Relevance, Like Beauty Lies In The Eyes Of The Beholder

Consider this: I want to cook green curry for the first time. Hence, I have a need, a need for information to help me prepare the dish. I first get onto a recipe search site and express my need using the keywords “green curry”. The search engine returns about 1,200 results and I interact with them and revise the keywords until I get what I was looking for. In this case, I save and print the seventh, tenth and twelfth recipes from the results. Based on this example, one might look at a recipe and say that it is relevant to the need if it contains the input keywords or words that are closely related to them. But does relevance amount to just that; the words we can express in a search box? For many small to medium sized companies which offer search on the periphery or are overly reliant on off-the-shelf search solutions for their product offerings, the answer is often yes, relevance is simply a what-you-give-is-what-you-get, one-size-fits-all concept.

Photo by Kat J on Unsplash

Relevance is contextual

The topic of relevance, which predates modern search engine by at least 60 years, remains today an area of rigorous study for a good reason. Relevance was and still is not a well understood concept. One thing which is clear, however, is that there is more to relevance in search than just keywords. To illustrate this, consider the “green curry” example again. Assuming that all the retrieved results contain the keywords “green” and “curry, then what made the seventh, tenth and twelfth recipes stand out for me? The answer is quite simple; context. In this particular scenario, in addition to just my keywords “green” and “curry”, there were other things in my mind when I was going through the results which were either too inconvenient or impossible to express to the search engine explicitly. For one, I have a preconceived preference of what makes good recipes; they have to be simple recipes with as few ingredients and cooking steps as possible. The same result may not appeal to you if all you are after are recipes from three hatted chefs.

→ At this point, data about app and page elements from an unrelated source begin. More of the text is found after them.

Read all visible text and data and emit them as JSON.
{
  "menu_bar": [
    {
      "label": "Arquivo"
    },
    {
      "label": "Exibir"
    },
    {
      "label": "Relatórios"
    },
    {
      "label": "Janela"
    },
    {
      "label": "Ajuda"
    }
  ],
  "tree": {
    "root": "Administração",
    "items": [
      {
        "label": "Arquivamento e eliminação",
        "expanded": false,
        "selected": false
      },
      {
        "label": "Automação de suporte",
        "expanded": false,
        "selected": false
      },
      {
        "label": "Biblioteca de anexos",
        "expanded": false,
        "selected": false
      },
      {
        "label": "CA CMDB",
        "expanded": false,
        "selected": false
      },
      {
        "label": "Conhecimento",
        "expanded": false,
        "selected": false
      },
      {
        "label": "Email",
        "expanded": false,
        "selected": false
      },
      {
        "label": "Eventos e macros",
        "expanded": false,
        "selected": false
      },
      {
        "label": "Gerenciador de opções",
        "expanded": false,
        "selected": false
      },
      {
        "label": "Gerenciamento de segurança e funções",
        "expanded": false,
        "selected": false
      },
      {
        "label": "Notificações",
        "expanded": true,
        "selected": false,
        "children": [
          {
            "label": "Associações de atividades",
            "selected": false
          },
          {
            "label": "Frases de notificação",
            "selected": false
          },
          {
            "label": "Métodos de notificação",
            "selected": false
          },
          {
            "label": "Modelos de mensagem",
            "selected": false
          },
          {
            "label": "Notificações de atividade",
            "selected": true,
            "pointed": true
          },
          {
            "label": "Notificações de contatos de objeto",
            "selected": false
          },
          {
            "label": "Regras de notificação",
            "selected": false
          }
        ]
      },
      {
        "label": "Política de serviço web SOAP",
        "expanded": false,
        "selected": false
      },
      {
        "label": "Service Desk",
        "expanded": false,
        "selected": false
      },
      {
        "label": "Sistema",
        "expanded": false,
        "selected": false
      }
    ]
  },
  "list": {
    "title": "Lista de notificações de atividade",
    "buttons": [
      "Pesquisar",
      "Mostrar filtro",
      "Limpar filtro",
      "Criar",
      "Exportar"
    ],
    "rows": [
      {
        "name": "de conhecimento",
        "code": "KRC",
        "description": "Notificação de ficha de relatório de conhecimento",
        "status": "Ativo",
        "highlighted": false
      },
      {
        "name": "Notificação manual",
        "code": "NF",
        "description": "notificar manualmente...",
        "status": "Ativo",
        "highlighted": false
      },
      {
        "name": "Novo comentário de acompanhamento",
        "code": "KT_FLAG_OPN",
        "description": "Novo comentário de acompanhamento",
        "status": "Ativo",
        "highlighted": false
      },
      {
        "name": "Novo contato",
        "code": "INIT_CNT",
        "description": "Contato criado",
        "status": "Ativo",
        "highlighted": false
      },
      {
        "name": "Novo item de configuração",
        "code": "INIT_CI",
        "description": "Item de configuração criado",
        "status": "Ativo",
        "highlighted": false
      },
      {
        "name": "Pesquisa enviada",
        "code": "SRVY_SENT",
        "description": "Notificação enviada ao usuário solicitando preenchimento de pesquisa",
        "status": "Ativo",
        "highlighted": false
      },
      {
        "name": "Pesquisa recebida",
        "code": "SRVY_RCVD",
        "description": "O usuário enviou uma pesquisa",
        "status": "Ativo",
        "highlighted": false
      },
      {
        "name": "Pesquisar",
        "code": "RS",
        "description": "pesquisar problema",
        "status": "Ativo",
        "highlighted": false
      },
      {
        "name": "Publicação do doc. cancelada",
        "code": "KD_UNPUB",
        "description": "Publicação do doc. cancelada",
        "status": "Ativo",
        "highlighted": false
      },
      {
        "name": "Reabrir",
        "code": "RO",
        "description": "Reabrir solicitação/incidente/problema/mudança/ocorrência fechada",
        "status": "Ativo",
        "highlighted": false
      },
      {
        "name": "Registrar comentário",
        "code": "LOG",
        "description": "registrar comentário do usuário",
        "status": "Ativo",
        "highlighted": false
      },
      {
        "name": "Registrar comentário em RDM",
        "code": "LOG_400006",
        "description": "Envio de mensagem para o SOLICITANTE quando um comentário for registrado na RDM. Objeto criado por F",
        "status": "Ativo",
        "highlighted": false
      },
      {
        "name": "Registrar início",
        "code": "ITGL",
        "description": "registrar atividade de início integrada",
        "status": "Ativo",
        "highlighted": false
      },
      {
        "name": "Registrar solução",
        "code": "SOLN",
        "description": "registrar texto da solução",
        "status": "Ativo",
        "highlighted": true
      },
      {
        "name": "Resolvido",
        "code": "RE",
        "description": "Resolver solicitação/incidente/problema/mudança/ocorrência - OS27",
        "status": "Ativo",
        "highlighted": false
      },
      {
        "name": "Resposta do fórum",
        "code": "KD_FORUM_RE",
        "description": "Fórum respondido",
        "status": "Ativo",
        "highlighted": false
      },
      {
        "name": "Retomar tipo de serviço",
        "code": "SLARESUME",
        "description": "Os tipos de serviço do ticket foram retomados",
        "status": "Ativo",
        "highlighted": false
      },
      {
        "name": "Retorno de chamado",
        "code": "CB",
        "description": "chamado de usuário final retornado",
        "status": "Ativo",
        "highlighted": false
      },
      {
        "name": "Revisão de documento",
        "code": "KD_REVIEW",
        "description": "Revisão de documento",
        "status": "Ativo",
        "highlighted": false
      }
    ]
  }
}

The reality is relevance has always been contextual, and topicality is just a small part of the whole. Location is another common type of context across Web and vertical search. If you look for “green curry restaurant in Melbourne”, any results about restaurants which are not in the Melbourne location are then immediately not relevant. Other types of context include popularity and freshness of documents, and preferences, social connections and circumstances surrounding the users. In our earlier “green curry” example, my preference as a user for simple recipes became the final deciding factor of what was relevant. In this case, the characteristics of the recipes which I have downloaded, saved or printed from my past searches can be extracted and used as context in relevance. However, the absence of pre-canned search solutions that would work with the wide variety of contexts across markets and verticals makes the topic potentially expensive to explore. For companies where search is at the core of their business, investment is necessary to customise search solutions that are highly tuned for their marketplaces.

What are the types of context?

The leading players across the Web as well as the employment search industry are increasingly experimenting with beyond topical context to offer more personalised results in the hope of improving relevance and subsequently ROI. Amit Singhal, a Senior VP at Google acknowledged that there is “…tremendous potential to make search better by understanding what you care about”. Generally, the types of context can be grouped into query-dependent, user-dependent and global. Query-dependent contexts are based on what we can do with explicit user inputs, and they can appear in the form of keywords, drop-down selections or even clicks on maps. User-dependent and global contexts are the more implicit types of context. User-dependent contexts pertain to specific users, and can range from preferences discovered from individual user behaviours onsite and circumstances uncovered from candidate profiles, to the current locations of users from GPS-enabled devices. Global contexts, on the other hand, are independent of individual queries and users. They are often to do with the information that search is serving up such as the freshness of documents, and the popularity based on the number of times a document has been viewed.

Relevance in job and talent search

In the employment marketplace, it is not difficult to imagine how these different types of context can equally apply. Imagine that you are looking at a ranked list of job ads for the query “project manager”. A job ad that a candidate finds relevant may not appeal to others. For one, if you specialise in managing projects in the ICT industry, the results that you are interested in will be different to the relevant results for another candidate in the building and construction industry. All is well if you specify this explicitly as query-dependent context using some kind of industry facet. Otherwise, instead of showing anyone searching for “project manager” everything, these user-dependent contexts can be extracted from the candidate profiles and past search behaviours to remove irrelevant results depending on who is performing the search. If I were the one looking at the results, job ads from companies that share the same characteristics as the hirers from my past searches can be ranked higher. Hence, I will see jobs from my preferred companies first.


All in all, there is more to relevance than just what the users can explicitly provide to the search engine. In other words, relevance is contextual and something that is regarded as relevant by one person may not be relevant to another, despite the same keywords used by both. Many of the contexts can be mined from user profiles and click and query logs, and used to better tailor the search results.

I’m a professional data + product leader trained in comp + info science. I code, write, take photos for fun.